GM: Is it the best show you’ve ever watched?
AE: I don’t think it is the best show that I have ever watched, but it’s very good. I think the best show that I’ve seen is Breaking Bad, which actually shares some of the writers and actors with The X-Files.
GM: Which do you like better? Scully, or the wife from breaking bad?
AE: Scully. No competition. The wife’s name is Skyler.
GM: No competition. Really? What made the choice that easy?
AE: Because of her charm, intelligence, and her good looks.
GM: Yeah, Skyler’s not exactly charming. A couple of weeks ago at practice, you dodged this question. You’re going to answer it tonight. Would you let Scully tase you?
AE: (Chuckles), I guess it really depends. Maybe I would allow it if we were to go out to dinner together or something.
GM: Just don’t tell her you are Blair Walsh. Why do kickers get so little respect, and what makes them just as talented as everyone else out there?
AE: You probably know the line… kickers are like lawyers, they’re never truly appreciated until you need a good one. You are either loved or loathed, there’s really no in between. I believe that it involves a lot of mental aspects, and it requires a great amount of focus. The tiniest mistake can make a world of a difference when kicking.
GM: Talk about some of the technical aspects involved in kicking. It seems like it has a lot of moving parts, like a golf swing. For example, what do you have to account for every time you line up to kick?
AE: Kicking shares a lot of similarities with golf. Every time I line-up to kick, I make sure that I am always the same distance away from the holder, so that I don’t overextend to the ball or become too close to it. Just like a golfer, I try to keep my upper body straight, follow through with my kick, and keep my head down. Also, during the process, you must be smooth, just like a golfer’s swing.
GM: Take us through your approach to the ball. What’s going through your head at that point?
AE: For a field goal attempt, I take my steps back and line-up, and try my best to zone everything out. I take a look up at the goalposts and visualize my kick going through them, and then stare at the spot where the holder will place the ball. I try to only focus on what I can control, the kick, so I try not to worry about the snap. Once the ball comes into my vision, I begin my process to the ball.

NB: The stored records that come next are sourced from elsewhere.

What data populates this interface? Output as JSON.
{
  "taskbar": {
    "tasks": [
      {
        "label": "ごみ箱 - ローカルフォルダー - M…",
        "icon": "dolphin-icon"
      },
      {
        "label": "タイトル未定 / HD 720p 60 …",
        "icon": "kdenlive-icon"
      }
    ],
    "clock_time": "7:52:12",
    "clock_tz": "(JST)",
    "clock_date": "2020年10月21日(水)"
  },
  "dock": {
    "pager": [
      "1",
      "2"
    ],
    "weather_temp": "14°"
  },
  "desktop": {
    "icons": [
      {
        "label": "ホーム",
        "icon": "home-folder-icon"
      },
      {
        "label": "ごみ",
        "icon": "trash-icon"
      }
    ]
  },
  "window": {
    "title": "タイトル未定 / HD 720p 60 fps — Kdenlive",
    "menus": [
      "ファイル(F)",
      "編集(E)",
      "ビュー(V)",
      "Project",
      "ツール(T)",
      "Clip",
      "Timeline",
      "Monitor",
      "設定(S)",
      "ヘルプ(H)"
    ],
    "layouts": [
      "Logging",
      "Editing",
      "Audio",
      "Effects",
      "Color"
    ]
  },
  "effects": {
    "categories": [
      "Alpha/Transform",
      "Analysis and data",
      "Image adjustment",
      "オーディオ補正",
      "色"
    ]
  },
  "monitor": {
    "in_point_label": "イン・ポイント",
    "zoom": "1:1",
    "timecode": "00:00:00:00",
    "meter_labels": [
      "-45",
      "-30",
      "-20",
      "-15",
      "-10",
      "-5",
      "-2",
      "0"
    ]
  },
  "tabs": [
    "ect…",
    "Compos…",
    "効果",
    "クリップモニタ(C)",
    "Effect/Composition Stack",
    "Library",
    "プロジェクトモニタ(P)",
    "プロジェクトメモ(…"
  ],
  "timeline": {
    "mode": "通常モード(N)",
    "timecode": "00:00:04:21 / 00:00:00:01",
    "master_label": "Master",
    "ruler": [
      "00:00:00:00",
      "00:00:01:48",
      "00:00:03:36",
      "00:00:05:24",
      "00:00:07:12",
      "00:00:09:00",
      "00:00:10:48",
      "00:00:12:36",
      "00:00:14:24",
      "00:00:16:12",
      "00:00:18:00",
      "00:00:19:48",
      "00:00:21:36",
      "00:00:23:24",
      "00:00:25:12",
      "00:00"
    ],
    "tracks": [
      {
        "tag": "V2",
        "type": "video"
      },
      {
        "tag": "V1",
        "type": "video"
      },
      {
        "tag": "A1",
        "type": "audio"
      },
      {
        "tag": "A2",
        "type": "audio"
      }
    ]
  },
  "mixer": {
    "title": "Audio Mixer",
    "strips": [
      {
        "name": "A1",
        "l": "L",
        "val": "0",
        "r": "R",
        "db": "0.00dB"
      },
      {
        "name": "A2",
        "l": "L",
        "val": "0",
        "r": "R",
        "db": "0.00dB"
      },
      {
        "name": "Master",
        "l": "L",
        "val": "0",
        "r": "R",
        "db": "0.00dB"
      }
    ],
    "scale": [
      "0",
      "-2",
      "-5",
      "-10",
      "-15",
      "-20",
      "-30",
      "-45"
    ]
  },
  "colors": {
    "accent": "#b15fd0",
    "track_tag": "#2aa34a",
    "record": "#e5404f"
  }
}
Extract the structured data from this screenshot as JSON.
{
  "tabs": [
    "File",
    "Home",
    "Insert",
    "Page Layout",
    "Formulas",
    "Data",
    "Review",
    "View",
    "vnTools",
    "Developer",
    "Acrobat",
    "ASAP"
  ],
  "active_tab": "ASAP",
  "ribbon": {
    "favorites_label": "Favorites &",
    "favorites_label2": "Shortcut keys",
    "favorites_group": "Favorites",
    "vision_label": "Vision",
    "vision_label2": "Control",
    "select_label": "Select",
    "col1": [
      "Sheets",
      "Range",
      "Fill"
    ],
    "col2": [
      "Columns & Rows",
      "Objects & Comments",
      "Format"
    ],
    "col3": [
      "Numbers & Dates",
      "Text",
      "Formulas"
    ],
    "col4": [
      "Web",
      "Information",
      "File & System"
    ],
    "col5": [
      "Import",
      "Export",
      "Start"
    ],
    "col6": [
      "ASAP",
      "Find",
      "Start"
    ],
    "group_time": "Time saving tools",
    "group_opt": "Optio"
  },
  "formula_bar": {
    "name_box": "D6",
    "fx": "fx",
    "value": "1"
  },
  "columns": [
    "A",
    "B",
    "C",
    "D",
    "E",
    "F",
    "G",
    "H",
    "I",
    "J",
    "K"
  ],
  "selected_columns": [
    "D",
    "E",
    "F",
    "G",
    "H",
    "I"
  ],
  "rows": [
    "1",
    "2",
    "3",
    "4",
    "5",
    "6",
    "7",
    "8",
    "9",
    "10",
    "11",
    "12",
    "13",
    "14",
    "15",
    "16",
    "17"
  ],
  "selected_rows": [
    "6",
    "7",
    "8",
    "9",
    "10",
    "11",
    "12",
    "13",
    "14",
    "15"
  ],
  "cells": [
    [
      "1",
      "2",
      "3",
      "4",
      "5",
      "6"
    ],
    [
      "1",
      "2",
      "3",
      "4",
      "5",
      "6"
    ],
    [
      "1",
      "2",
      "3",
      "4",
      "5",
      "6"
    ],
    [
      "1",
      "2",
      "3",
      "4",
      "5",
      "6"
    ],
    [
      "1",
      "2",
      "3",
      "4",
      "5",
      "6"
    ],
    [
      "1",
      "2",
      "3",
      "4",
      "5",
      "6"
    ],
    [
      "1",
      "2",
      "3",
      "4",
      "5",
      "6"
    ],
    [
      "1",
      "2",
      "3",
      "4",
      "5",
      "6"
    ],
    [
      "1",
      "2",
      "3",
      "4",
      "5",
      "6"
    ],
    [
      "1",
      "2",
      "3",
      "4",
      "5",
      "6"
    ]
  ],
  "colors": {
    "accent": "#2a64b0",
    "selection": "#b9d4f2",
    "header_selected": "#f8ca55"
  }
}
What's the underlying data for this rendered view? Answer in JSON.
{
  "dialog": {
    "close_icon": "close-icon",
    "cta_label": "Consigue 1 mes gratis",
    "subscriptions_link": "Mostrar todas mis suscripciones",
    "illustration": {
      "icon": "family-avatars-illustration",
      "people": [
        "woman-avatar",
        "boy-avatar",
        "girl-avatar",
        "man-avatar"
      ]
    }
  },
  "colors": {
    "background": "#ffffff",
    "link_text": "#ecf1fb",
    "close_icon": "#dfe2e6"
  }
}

GM: Does freezing the kicker really work?
AE: I don’t believe so, and it especially helps if the ball is still snapped and I can get a practice kick in. I think it gives me more time to relax, since there is no hurry, and to familiarize myself with the spot of the kick.
GM: Imagine for a moment that you are Blair Walsh. What’s the first thing you think and the first thing you do after missing that kick in the playoffs?
AE: I’d probably just be in shock, because, Walsh probably makes this kick 98 or 99 times out of 100. There’s not much you can really do at that point, except accept what happened, and move on to the next kick.
GM: It’s a crazy world we live in when someone starts getting death threats for kicking an inflated piece of leather wide of a designated area. Do you agree?
AE: I agree, people get a little out-of-control. That is going to happen in every sport though, and you just have to not let it get to you.
GM: Tell us how you got hooked up with the Hanover Rhinos?
AE: I originally thought I was retiring from football after my two years playing at Stevenson University. Right after I transferred to Towson, I was introduced to the Rhinos by a coach that used to coach at my high school, Manchester Valley. I was told that they could use a kicker, and so I tried out and here I am today.
GM: What does it mean to be a part of this family?
AE: It means a significant amount. It means everything. When I joined the team, I did not know anybody, so I was not really sure what to expect. Through a season and a half, I have built good relationships with the players and the coaches. I’ve made some good friends throughout the process.
GM: Donald Trump’s hair looks like _____ and reminds me of ________.
AE: Strange bird, older Biff Tannen from Back to The Future.
GM: Thanks for your time, man.
AE: Thanks for having me, George. I appreciate it.